802.11 - Why lower rate communication affect other higher rate devices

(take from CWNA-PW0-105)

Airtime Fairness

One of the important features of 802.11 is its ability to support many different data rates. This allows older technologies to still communicate alongside newer devices, along with enabling devices to maintain communications by shifting to slower data rates as they move away from an access point. The ability to use these slower data rates is paramount to 802.11 communications; however, it can also be a huge hindrance to the overall perfor- mance of the network, and to individual devices operating at faster data rates.

Since 802.11 is contention based, each radio must contend for its turn to communicate, then transmit, and then go back to the contention process. As each radio takes its turn transmitting, the other 802.11 radios must wait. If the transmitting radio is using a fast data rate, the other radios do not have to wait long. If the transmitting radio is using a slow data rate, the other radios will have to wait a much longer period of time. When 802.11 radios transmit at very low data rates such as 1 Mbps and 2 Mbps, effectively they cause medium-contention overhead for higher data rate transmitters due to the long wait time while the slower devices are transmitting.

To try to understand this, look at Figure 8.9. The top portion of the figure illustrates the normal operation of two stations each sending eight frames. One station is sending eight frames at a higher data rate and the other station is sending eight frames at a lower data rate. If a high-speed and a low-speed device coexist in the same WLAN, they have to share or contend for the time to transmit. In other words, both stations get an equal number of times to access the RF medium even though one of the stations is capable of transmitting at a higher rate. Because there is no priority given to the station with the higher data rate, both stations finish transmitting their eight frames over the same period of time.

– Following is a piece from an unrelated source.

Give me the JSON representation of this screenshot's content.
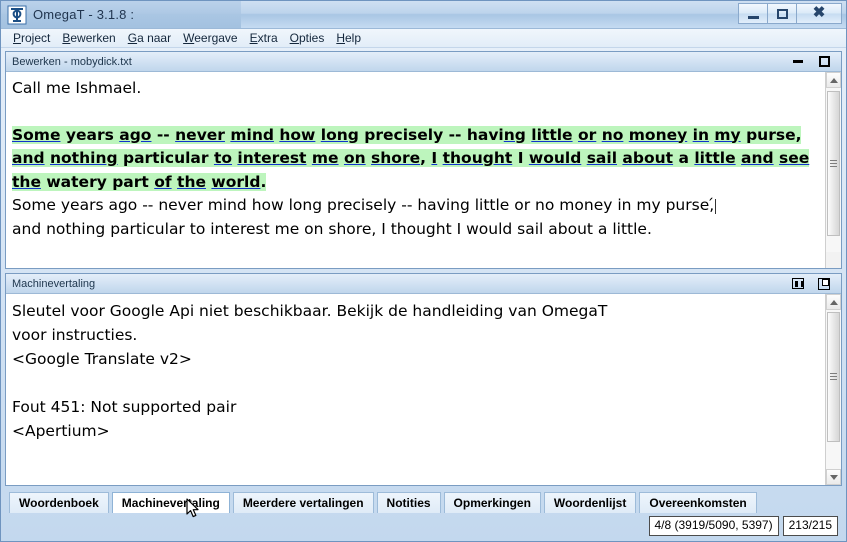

Instead of allocating equal access to the network between devices, the goal of airtime fairness is to allocate equal time, as opposed to equal opportunity. Airtime fairness can provide better time management of the RF medium. In the bottom half of Figure 8.9, airtime fairness is enabled, you can see the station with the higher data rate transmission is given priority before the station with the lower data rates. Effectively this is a much better use of transmission time because the higher data rate station does not have to remain idle waiting during the lower data rate transmission. Notice that the faster station transmitted all eight frames in a much shorter time period, and the slower rate station still sent all eight frames in about the same period as before. Airtime fairness effectively achieves better time management of the medium by cutting down on wait times.

There currently are no 802.11 standards or amendments that define airtime fairness or how to implement it. Nor is there any requirement for a vendor to implement it. Most ven- dors use airtime fairness mechanisms only for downstream transmissions from an AP to an associated client. Airtime fairness mechanisms are normally used for prioritizing the higher data rate downstream transmissions from an AP over the lower data rate downstream trans- missions from an AP. At least one vendor also makes claims of upstream airtime fairness capability. Any implementation of airtime fairness is a proprietary solution developed by each WLAN vendor. No matter how each vendor implements their solution, the underlying goal is essentially the same: to prevent slower devices from bogging down the rest of the network.

Although each WLAN vendor takes their own approach to implementing airtime fair- ness, it is typical for them to analyze the downstream client traffic and assign different weighting based on such characteristics as current throughput, client data rates, SSID, and distance from the AP. Algorithms are used to process this information and determine the number of opportunities for each client’s downstream transmissions. If implemented prop- erly, airtime fairness makes better use of the medium by providing preferential access for higher data rate transmissions.